Story, first published: The Magazine of Fantasy and Science Fiction, Jan. 1960
A famous writer, the last surviving "gentleman," is phasing out his career. In a magazine interview occasioned by his retirement, he learns that certain facts about his life no longer seem to be true. When he goes to his mother's for dinner, he finds a stranger living there. Other evidence points to the fact that he is not really who he seems to be, that his gentleman's existence is imagined and not real. He has the ability to literally put himself in anyone else's situation by the power of his imagination. He remembers a deal he had made thirty years ago with a magazine book editor to play this double role to have influence on others who could drastically alter the course of world events.

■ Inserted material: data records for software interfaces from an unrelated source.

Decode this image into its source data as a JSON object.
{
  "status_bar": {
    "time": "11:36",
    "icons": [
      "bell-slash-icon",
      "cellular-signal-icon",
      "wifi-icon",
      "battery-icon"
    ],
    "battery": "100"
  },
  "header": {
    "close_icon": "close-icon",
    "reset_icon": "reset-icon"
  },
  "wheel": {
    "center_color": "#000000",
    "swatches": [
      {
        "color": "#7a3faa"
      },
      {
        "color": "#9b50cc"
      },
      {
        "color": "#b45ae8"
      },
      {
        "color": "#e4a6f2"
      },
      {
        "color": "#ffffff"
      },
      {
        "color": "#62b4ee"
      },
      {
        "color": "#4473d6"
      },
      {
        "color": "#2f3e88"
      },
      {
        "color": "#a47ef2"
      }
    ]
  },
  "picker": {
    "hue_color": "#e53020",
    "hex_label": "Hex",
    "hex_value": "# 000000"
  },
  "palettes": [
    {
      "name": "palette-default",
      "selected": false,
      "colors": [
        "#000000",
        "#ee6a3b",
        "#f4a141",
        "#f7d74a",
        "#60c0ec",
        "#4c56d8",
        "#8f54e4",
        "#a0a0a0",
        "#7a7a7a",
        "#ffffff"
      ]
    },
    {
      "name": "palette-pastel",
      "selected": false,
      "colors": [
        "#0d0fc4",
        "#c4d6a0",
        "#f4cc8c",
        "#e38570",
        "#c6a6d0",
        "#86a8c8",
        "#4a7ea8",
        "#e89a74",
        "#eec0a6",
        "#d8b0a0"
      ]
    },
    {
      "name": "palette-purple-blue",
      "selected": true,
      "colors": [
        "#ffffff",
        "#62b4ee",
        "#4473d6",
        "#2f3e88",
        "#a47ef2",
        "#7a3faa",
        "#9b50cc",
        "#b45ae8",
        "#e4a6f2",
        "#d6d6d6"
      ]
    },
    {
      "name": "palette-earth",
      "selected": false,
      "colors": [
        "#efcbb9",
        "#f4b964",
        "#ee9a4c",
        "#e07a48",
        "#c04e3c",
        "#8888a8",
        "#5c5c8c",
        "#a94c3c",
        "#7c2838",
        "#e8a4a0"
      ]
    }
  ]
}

The writer goes to the magazine as his shabbier real self for a showdown. At the magazine is "Harvey", a Jeanne-Dixon-like computer whose predictions have been amazingly right. The writer discovers that the editor is an alien who has been controlling humans (another "Harvey" was the Delphic oracle) but only at "crisis points" in human history. The writer becomes a Neanderthal and tears the alien apart; when he does, "Harvey" disappears. He concludes that humanity has a right and duty to be itself, without outside interference.
Ewald, Robert J.: When the Fires Burn High and the Wind is from the North, p.62-63
A well-known writer approaches retirement, and becomes aware that certain aspects of his life have been a delusion forced upon him in order that he may be the influential writer that the Powers That Be feel he must be, so as to set the proper societal ripples in motion. The Powers That Be turn out to be a massively powerful AI, and the creature that maintains it while disguised as an ordinary human.
Brendan: Balancing Frogs